SINISTER: Deformation of the Holy Realm

Deformation of the Holy Realm



DEATH METAL: In the interest of full disclosure, here’s a story for you. Near 20 years ago, Sinister got in touch with yours truly, asking if I was interested in trying out for a then-vacant second guitar position. As the band I was in had just broken up and I was looking for a gig, I appreciated the consideration, though I still have no idea how they tracked me down, or even why, as I had never publicly displayed any acumen for playing death metal. The obviously desperate plan they had in mind quickly fell apart once the Dutch death dealers realized I live in Canada and that bit of distance might have kibosh-ed any hope of thrice a week rehearsals (this was 2001, remember). All of the above occurred on the eve of their fifth album, Creative Killings, and the band, save for a brief hiatus from 2003-05, has been alive and kicking ever since with an ex-members list as long as your Netflix pandemic watch list.

In the same way that no one should be shocked that full-length number 14 comes hurtling down the pipe after 3/5th of the lineup was overhauled following previous album, 2017’s Syncretism, there’s no surprise that Deformation of the Holy Realm puts ferocious Floridian meat ‘n’ potatoes death metal with a euphonic European edge on a pedestal. That’s a fancier way of saying Sinister continues to offer death metal with a sense of melodic class that rises the band above the old school stomp and sludgy sewer grate scraping so prevalent and popular these days.

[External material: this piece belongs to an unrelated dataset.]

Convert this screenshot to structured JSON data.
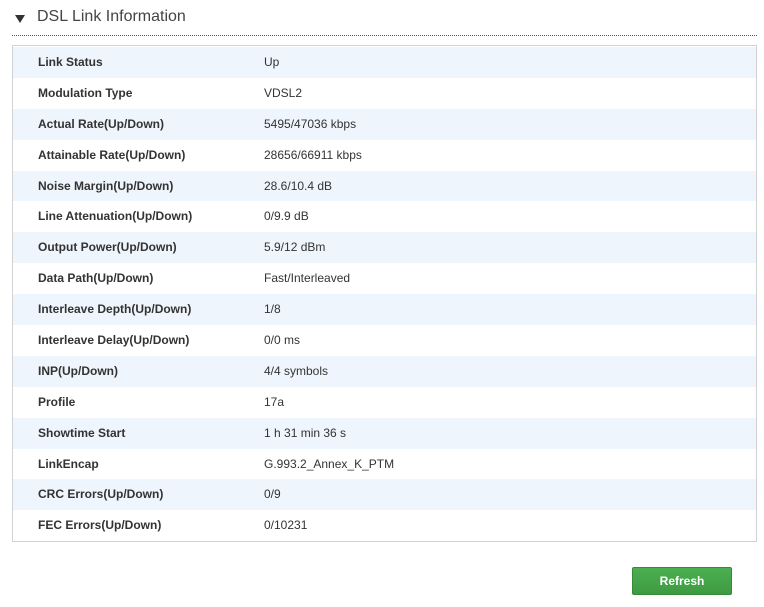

Once past the irritating intro, the album commences on a high note as the title track locks and loads with a storming, martial riff that possesses a chromatic lurch and surprising amounts of swing buried beneath the blasting and double kicks. The guitar overdubs are comically punched in, but work in raw concert to drop extra layers of pinky finger executed, string skipping harmony in the same way the US military drops bombs on uncooperative oil rich nations—with a big ol’ bang. Unfortunately, a discouraging similarity between the high register excursions of the title track and next song, “Apostles of the Weak,” is what follows. It’s almost like the band enjoyed the idea so much that they decided to recycle it and hope no one would notice. The track does redeem itself with backing vocals ranging from choral baritone to Brutal Truth and a splash of simple, but effective, soloing. This is, however, where the limited range of Sinister’s style and approach becomes glaringly obvious—if it already hasn’t at some point over the course of the previous 13 albums and 32 years. As a result, too much of the album finds itself dragging large chunks of established momentum through a gauntlet of apprehension and synonymy.

What’s most frustrating about Deformation of the Holy Realm is how the band can take that aforementioned batch of elements—brutal and catchy riffs, well sculpted but controlled leads, unique vocalization—and sculpt them into songs with noticeably varying quality. Stacking up the milquetoast repetition of “Scourged by Demons,” the staid robotic staccato of “Oasis of Peace – Blood from the Chalice,” and the utter monotony of “The Ominous Truth” against the fervent energy and spidery maelstrom of “Unique Death Experience,” the Teutonic thrash tendrils of “Suffering from Immortal Death,” and a small-c classic like “Unbounded Sacrilege” where everything is synthesized to near perfection is an example of the regrettably wide berth of quality and consistency on this album. ~ Kevin Stewart-Panko